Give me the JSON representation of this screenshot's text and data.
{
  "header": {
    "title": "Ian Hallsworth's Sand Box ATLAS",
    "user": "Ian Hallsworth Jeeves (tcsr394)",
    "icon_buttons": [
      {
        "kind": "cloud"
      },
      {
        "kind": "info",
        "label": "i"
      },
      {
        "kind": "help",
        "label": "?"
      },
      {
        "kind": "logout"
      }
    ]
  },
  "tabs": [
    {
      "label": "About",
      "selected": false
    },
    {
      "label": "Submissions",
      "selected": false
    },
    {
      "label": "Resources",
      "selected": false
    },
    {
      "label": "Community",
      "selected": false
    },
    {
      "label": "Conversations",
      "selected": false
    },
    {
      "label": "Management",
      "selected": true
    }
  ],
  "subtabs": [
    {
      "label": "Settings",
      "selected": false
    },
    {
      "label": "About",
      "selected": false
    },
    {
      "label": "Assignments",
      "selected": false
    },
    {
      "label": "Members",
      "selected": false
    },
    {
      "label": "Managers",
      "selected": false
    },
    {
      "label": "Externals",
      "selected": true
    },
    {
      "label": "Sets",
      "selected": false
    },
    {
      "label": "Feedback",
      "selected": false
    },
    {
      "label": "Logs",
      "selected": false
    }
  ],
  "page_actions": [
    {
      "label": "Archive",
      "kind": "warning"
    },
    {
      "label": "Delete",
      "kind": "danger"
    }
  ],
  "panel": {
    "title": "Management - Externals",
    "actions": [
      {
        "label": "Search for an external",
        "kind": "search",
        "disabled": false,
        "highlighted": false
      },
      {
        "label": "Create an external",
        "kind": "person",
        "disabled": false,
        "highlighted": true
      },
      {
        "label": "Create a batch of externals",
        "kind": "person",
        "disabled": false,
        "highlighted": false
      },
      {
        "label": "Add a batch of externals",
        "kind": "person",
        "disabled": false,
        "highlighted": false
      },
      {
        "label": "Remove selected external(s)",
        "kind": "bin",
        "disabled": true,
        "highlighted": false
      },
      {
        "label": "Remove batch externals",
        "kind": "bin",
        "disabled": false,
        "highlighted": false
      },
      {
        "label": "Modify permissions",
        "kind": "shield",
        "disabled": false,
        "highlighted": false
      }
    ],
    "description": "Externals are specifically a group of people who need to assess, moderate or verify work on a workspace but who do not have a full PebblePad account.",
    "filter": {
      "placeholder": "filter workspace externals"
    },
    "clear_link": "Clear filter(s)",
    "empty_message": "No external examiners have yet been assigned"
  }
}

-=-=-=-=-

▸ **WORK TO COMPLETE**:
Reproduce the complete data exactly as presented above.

▸ **OUTPUT OF THE TASK**:
Give me the JSON representation of this screenshot's text and data.
{
  "header": {
    "title": "Ian Hallsworth's Sand Box ATLAS",
    "user": "Ian Hallsworth Jeeves (tcsr394)",
    "icon_buttons": [
      {
        "kind": "cloud"
      },
      {
        "kind": "info",
        "label": "i"
      },
      {
        "kind": "help",
        "label": "?"
      },
      {
        "kind": "logout"
      }
    ]
  },
  "tabs": [
    {
      "label": "About",
      "selected": false
    },
    {
      "label": "Submissions",
      "selected": false
    },
    {
      "label": "Resources",
      "selected": false
    },
    {
      "label": "Community",
      "selected": false
    },
    {
      "label": "Conversations",
      "selected": false
    },
    {
      "label": "Management",
      "selected": true
    }
  ],
  "subtabs": [
    {
      "label": "Settings",
      "selected": false
    },
    {
      "label": "About",
      "selected": false
    },
    {
      "label": "Assignments",
      "selected": false
    },
    {
      "label": "Members",
      "selected": false
    },
    {
      "label": "Managers",
      "selected": false
    },
    {
      "label": "Externals",
      "selected": true
    },
    {
      "label": "Sets",
      "selected": false
    },
    {
      "label": "Feedback",
      "selected": false
    },
    {
      "label": "Logs",
      "selected": false
    }
  ],
  "page_actions": [
    {
      "label": "Archive",
      "kind": "warning"
    },
    {
      "label": "Delete",
      "kind": "danger"
    }
  ],
  "panel": {
    "title": "Management - Externals",
    "actions": [
      {
        "label": "Search for an external",
        "kind": "search",
        "disabled": false,
        "highlighted": false
      },
      {
        "label": "Create an external",
        "kind": "person",
        "disabled": false,
        "highlighted": true
      },
      {
        "label": "Create a batch of externals",
        "kind": "person",
        "disabled": false,
        "highlighted": false
      },
      {
        "label": "Add a batch of externals",
        "kind": "person",
        "disabled": false,
        "highlighted": false
      },
      {
        "label": "Remove selected external(s)",
        "kind": "bin",
        "disabled": true,
        "highlighted": false
      },
      {
        "label": "Remove batch externals",
        "kind": "bin",
        "disabled": false,
        "highlighted": false
      },
      {
        "label": "Modify permissions",
        "kind": "shield",
        "disabled": false,
        "highlighted": false
      }
    ],
    "description": "Externals are specifically a group of people who need to assess, moderate or verify work on a workspace but who do not have a full PebblePad account.",
    "filter": {
      "placeholder": "filter workspace externals"
    },
    "clear_link": "Clear filter(s)",
    "empty_message": "No external examiners have yet been assigned"
  }
}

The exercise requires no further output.